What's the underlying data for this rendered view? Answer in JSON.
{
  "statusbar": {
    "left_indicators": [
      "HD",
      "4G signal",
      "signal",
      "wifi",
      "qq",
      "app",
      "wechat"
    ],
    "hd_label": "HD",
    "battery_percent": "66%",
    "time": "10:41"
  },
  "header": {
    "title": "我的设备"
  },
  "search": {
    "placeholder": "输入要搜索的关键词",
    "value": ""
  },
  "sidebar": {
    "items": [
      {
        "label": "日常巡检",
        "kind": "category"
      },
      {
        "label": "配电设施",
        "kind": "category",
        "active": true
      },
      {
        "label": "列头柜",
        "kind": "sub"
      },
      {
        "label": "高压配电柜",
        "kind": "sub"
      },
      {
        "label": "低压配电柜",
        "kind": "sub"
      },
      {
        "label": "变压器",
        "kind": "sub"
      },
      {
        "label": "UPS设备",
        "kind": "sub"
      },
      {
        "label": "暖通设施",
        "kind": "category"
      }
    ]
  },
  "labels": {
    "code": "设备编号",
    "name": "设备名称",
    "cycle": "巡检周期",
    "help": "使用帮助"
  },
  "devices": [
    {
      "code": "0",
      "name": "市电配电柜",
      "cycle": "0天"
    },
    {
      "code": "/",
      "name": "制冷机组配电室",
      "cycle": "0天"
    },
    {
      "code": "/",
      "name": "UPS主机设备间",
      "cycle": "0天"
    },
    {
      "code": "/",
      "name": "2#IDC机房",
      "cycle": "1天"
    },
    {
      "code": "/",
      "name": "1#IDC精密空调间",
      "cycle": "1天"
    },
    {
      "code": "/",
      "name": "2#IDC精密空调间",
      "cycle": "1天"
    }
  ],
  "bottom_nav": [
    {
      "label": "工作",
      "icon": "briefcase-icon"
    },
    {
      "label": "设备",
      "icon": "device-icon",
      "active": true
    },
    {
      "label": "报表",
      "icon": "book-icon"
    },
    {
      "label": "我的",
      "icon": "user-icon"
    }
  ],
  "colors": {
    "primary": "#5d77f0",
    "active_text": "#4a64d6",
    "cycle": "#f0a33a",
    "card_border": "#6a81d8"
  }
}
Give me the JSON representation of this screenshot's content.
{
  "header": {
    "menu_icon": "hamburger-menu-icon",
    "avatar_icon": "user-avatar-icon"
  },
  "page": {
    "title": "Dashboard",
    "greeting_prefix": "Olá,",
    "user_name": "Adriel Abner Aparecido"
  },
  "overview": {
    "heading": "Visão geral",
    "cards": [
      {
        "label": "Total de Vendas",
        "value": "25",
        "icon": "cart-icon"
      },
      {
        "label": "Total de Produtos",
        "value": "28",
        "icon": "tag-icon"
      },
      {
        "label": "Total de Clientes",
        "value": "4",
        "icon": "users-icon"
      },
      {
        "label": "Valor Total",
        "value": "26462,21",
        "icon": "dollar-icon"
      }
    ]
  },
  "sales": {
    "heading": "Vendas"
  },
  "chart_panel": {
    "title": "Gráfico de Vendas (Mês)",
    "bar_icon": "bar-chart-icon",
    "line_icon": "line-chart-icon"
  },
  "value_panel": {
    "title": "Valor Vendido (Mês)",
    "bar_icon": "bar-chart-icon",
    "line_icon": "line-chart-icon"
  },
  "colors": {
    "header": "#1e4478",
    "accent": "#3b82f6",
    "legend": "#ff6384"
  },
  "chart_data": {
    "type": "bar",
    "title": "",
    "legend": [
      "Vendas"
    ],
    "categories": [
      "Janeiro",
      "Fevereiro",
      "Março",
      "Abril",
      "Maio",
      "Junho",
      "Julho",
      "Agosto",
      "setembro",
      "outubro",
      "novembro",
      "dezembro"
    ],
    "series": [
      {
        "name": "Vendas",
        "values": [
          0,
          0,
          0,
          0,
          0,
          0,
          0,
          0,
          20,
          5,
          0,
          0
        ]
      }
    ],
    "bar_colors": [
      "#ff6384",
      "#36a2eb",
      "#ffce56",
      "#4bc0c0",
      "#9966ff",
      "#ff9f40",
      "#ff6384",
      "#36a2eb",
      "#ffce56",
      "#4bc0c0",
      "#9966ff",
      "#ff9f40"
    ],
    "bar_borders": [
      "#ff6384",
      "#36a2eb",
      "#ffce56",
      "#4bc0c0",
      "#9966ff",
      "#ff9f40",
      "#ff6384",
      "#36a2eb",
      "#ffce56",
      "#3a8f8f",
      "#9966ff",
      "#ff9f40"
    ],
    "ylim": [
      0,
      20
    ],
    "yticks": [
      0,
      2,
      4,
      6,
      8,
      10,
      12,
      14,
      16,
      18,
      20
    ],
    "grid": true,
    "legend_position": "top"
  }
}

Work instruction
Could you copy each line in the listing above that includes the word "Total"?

Solved exercise
        "label": "Total de Vendas",
        "label": "Total de Produtos",
        "label": "Total de Clientes",
        "label": "Valor Total",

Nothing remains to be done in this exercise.